TASK BRIEF: The task calls for every line of the data to be retyped exactly.

◇ ◇ ◇ ◇ ◇

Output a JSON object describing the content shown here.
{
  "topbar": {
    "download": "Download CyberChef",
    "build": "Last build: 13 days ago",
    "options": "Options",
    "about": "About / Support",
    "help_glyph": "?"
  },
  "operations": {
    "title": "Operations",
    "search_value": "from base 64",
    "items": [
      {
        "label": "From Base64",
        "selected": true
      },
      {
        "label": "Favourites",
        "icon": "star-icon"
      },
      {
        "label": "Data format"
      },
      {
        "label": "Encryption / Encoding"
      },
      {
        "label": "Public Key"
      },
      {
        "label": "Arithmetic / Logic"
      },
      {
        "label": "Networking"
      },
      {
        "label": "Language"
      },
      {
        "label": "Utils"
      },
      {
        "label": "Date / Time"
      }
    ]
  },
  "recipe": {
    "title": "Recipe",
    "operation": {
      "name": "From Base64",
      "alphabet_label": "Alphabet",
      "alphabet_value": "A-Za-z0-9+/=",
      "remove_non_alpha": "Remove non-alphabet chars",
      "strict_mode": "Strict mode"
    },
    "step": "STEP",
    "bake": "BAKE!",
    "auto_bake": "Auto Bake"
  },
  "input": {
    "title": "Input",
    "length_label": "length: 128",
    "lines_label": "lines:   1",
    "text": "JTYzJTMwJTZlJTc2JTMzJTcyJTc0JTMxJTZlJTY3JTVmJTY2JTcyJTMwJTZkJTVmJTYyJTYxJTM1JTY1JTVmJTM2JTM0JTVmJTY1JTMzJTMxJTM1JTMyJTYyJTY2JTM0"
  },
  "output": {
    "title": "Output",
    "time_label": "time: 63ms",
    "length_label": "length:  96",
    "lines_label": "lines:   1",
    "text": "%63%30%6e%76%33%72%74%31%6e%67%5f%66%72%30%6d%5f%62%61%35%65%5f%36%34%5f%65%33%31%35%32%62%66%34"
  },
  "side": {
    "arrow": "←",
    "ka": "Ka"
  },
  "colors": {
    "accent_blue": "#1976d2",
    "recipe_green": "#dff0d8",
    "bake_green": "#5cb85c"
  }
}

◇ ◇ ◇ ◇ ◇

YOUR RESPONSE:
Output a JSON object describing the content shown here.
{
  "topbar": {
    "download": "Download CyberChef",
    "build": "Last build: 13 days ago",
    "options": "Options",
    "about": "About / Support",
    "help_glyph": "?"
  },
  "operations": {
    "title": "Operations",
    "search_value": "from base 64",
    "items": [
      {
        "label": "From Base64",
        "selected": true
      },
      {
        "label": "Favourites",
        "icon": "star-icon"
      },
      {
        "label": "Data format"
      },
      {
        "label": "Encryption / Encoding"
      },
      {
        "label": "Public Key"
      },
      {
        "label": "Arithmetic / Logic"
      },
      {
        "label": "Networking"
      },
      {
        "label": "Language"
      },
      {
        "label": "Utils"
      },
      {
        "label": "Date / Time"
      }
    ]
  },
  "recipe": {
    "title": "Recipe",
    "operation": {
      "name": "From Base64",
      "alphabet_label": "Alphabet",
      "alphabet_value": "A-Za-z0-9+/=",
      "remove_non_alpha": "Remove non-alphabet chars",
      "strict_mode": "Strict mode"
    },
    "step": "STEP",
    "bake": "BAKE!",
    "auto_bake": "Auto Bake"
  },
  "input": {
    "title": "Input",
    "length_label": "length: 128",
    "lines_label": "lines:   1",
    "text": "JTYzJTMwJTZlJTc2JTMzJTcyJTc0JTMxJTZlJTY3JTVmJTY2JTcyJTMwJTZkJTVmJTYyJTYxJTM1JTY1JTVmJTM2JTM0JTVmJTY1JTMzJTMxJTM1JTMyJTYyJTY2JTM0"
  },
  "output": {
    "title": "Output",
    "time_label": "time: 63ms",
    "length_label": "length:  96",
    "lines_label": "lines:   1",
    "text": "%63%30%6e%76%33%72%74%31%6e%67%5f%66%72%30%6d%5f%62%61%35%65%5f%36%34%5f%65%33%31%35%32%62%66%34"
  },
  "side": {
    "arrow": "←",
    "ka": "Ka"
  },
  "colors": {
    "accent_blue": "#1976d2",
    "recipe_green": "#dff0d8",
    "bake_green": "#5cb85c"
  }
}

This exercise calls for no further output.